With capita is somewhat fixed, growth of the

market saturation, waning demand, and a surge in the popularity of substitutes
for carbonated soft drinks (CSDs), Coke and Pepsi must make strategic decisions
to help them maintain profitability and growth. One decision they are faced
with is whether to expand their non-CSD businesses. Another is whether to
acquire their bottlers in order to cut costs and increase efficiency.


analyzing the external environment, several conclusions can be reached. First,
the risk of new entrants to the CSD industry is very low. The industry has become
increasingly concentrated over the years, now with three companies accounting
for nearly 90% of the market share. Second, with the concentration of the
retail industry, customers such as WalMart and wholesale clubs have been able
to exercise significant power over the price of CSDs in the take-home market.
Third, suppliers to CSD concentrate producers and bottlers do not have
significant bargaining power. Cans, sweeteners, and caffeine, for example, are
all commodities with many available suppliers. Fourth, there is growing
competition from non-CSDs. Bottled water and sports drinks in particular have rapidly
gained popularity over the last few decades and have taken a significant market
share from CSDs. Lastly, the industry competition is strong, yet stable. Coca
Cola Company has consistently led overall CSD consumption, with PepsiCo and Dr.
Pepper Snapple Group taking second and third place, respectively.


the information gathered from the external analysis, it is recommended that the
leading CSD companies continue to expand their offerings of non-CSD products,
both through acquisitions and through the development of existing brands. The continued
acquisition and refranchising of bottlers is also strongly suggested. The
increased concentration of bottlers reduces costs, increases bargaining power
with suppliers and retailers, and enables more efficient cooperation between
concentrate producers and bottlers.

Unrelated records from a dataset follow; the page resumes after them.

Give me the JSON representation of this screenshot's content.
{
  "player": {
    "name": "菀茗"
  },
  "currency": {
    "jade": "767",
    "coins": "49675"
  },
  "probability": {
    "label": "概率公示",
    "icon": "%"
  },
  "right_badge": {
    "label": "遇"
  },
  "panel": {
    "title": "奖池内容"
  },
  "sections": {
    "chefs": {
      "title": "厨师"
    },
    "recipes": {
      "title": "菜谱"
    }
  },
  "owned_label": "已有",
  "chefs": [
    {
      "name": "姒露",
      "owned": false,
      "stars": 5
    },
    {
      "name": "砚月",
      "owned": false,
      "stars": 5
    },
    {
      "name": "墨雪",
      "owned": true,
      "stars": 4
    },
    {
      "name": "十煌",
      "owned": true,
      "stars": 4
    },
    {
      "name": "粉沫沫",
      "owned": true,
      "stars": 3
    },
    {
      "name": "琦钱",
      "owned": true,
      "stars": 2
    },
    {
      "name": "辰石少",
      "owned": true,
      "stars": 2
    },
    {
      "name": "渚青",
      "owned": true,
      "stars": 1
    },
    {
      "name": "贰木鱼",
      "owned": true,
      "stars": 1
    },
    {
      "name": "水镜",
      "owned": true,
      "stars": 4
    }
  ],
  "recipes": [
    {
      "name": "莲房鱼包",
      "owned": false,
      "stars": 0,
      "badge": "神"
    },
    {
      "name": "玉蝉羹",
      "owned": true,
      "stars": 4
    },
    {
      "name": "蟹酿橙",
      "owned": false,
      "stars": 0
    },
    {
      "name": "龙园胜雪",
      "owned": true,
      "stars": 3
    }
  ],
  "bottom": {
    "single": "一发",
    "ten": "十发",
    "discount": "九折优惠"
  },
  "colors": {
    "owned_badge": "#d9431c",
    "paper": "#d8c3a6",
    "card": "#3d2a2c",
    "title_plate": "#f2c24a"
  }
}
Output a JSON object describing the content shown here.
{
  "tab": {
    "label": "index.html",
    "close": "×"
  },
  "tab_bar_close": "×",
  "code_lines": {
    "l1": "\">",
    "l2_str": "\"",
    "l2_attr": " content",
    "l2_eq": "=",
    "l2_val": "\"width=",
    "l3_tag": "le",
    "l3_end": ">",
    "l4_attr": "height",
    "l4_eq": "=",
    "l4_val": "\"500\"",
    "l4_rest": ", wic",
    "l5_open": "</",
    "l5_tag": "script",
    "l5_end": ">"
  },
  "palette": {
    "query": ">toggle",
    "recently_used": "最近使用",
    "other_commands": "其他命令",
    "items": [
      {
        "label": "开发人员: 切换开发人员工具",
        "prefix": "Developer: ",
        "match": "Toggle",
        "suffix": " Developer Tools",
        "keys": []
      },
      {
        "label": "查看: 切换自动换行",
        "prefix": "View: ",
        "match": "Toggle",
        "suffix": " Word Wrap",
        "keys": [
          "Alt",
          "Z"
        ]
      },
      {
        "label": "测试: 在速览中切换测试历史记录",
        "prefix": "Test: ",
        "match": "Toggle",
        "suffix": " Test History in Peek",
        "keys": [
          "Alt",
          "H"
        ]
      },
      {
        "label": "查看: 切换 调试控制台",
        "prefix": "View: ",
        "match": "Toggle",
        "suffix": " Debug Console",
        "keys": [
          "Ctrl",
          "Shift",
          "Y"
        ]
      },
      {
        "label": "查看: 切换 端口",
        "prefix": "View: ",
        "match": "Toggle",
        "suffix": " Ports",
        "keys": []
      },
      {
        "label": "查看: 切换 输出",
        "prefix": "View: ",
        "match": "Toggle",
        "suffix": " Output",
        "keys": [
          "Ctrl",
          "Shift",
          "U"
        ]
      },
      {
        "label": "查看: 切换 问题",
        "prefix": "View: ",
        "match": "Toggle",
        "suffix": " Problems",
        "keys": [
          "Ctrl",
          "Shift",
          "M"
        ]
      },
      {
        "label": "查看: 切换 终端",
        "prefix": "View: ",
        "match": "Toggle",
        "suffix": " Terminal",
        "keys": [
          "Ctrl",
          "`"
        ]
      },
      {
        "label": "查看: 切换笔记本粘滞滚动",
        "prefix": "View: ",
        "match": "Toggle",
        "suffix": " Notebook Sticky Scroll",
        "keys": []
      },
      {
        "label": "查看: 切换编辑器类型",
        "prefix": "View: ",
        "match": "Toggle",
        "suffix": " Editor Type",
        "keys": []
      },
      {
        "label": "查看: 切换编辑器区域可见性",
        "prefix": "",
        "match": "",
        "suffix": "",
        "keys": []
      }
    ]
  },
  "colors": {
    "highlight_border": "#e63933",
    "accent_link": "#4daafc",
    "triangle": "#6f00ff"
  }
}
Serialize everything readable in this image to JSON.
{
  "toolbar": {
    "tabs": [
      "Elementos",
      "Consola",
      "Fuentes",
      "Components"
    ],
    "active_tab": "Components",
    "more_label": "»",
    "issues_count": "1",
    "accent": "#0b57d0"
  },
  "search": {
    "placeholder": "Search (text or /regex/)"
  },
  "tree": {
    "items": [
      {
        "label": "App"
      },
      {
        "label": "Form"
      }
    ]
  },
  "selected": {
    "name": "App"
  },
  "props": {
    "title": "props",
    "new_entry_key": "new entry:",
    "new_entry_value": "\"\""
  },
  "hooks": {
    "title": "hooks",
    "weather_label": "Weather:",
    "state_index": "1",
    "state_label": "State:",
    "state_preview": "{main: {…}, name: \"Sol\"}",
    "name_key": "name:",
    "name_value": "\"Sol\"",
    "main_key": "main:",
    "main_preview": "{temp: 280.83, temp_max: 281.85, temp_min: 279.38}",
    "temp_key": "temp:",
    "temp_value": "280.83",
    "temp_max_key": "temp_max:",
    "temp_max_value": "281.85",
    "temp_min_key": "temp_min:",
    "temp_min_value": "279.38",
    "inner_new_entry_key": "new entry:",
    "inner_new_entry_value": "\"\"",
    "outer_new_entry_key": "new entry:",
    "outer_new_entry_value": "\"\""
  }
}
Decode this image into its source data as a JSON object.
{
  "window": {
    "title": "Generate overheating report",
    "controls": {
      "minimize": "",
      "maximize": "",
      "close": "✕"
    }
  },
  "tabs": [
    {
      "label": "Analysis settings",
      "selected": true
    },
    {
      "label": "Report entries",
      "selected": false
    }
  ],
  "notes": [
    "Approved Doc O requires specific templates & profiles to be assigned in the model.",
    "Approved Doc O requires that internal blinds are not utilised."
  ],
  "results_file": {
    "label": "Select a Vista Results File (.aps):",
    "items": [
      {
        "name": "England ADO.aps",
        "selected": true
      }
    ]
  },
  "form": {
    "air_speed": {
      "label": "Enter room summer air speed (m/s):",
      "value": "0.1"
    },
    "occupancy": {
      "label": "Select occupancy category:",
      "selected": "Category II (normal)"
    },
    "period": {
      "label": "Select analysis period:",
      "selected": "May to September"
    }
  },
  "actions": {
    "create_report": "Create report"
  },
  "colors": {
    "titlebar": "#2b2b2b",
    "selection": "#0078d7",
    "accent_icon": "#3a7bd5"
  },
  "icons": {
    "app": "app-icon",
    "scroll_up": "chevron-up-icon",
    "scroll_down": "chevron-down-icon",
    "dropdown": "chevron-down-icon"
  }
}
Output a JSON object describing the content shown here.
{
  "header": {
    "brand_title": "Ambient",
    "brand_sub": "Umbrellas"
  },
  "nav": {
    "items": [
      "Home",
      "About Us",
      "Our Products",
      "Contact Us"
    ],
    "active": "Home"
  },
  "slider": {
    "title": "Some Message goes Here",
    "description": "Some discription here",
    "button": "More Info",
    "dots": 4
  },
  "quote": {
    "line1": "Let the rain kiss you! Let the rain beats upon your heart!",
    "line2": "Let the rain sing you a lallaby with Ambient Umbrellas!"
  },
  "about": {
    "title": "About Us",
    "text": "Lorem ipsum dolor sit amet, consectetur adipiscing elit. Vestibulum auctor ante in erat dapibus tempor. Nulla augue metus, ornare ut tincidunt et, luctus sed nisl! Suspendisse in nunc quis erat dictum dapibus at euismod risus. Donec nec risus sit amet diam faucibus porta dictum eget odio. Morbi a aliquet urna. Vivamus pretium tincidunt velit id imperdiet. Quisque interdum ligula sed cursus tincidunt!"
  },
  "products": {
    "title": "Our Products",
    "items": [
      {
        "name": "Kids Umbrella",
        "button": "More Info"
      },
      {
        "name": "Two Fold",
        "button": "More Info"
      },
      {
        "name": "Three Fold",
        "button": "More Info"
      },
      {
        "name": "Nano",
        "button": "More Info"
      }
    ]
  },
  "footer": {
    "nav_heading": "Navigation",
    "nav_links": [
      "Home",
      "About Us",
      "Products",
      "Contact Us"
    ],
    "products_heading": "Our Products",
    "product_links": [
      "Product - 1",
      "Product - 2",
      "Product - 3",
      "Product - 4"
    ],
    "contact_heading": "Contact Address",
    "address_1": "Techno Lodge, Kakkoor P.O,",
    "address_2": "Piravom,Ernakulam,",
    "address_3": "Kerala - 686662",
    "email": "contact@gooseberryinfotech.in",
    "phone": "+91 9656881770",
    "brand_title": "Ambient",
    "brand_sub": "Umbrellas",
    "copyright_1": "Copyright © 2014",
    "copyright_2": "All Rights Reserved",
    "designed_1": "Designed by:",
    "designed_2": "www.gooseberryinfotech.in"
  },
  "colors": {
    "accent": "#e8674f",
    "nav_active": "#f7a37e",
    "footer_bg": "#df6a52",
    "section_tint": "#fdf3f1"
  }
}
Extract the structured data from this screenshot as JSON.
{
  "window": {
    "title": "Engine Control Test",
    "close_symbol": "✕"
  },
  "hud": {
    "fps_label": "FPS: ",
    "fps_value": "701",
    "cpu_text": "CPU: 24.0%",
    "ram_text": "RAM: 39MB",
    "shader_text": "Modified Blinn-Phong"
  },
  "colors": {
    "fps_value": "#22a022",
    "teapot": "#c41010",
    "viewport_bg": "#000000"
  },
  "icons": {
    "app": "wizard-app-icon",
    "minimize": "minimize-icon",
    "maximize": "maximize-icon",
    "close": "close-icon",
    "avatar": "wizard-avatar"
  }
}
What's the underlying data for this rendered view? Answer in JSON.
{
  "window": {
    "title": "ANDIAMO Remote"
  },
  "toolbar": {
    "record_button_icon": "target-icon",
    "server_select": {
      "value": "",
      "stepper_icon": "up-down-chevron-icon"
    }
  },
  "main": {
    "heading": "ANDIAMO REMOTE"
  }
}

primary limitation of this recommendation, however, is the overall saturation
of the beverage market. Since American consumers already rely on purchased beverages
for the vast majority of their liquid consumption and since overall liquid
consumption per capita is somewhat fixed, growth of the beverage market as a
whole is limited.